It seems like magic at first: Someone layers the vocals from Smash Mouth’s “All Star” over the piano part from Journey’s “Don’t Stop Believin’,” and it fits perfectly. A miracle? Hardly. In a new video called “The Music Theory Of Mashups,” musician and YouTuber Adam Neely explains what’s happening. Once they’re transposed to the same key, lots of songs can be spliced this way. A lot of it has to do with finding identical or at least complementary chord progressions. The Axis Of Awesome, an Australian musical comedy act, has already gotten plenty of mileage out of this concept. The true key to mashups, Neely says, is the “amazing flexibility” of the diatonic (major) scale, plus the prevalence of four-bar phrase lengths and cyclic chords in popular music. “As long as two songs have tempos that are reconcilable,” Neely argues, “there’s a high probability that they will work together.”
But mashup culture, which relies on taking seemingly disparate things and sewing them together, is a product of the irony-drenched internet age, right? Wrong, says Neely. He traces the lineage back to the 16th century, when naughty composers were weaving popular melodies into the traditional Catholic mass, literally combining the sacred and the profane. This kind of musical combination is called a “quodlibet,” a Latin term meaning “what pleases.” The irreverent practice then spread to 18th century Germany, where it was taken up by Johann Sebastian Bach, whose Goldberg Variations ends with a quodlibet.

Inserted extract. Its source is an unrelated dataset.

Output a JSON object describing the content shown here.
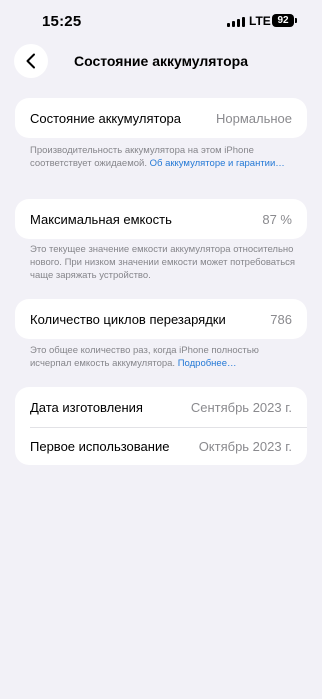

The joke is sort of lost in 2016, but Neely insists it’s there.
These combinations don’t have to be comedic either. Neely cites Nina Simone’s poignant version of “Little Girl Blue,” in which she sings the melody over the piano part from “Good King Wenceslas.” And quoting other melodies has long been a favorite practice among jazz musicians. “It’s kind of a point of pride to see how many kinds of melodies you can weave within one solo.”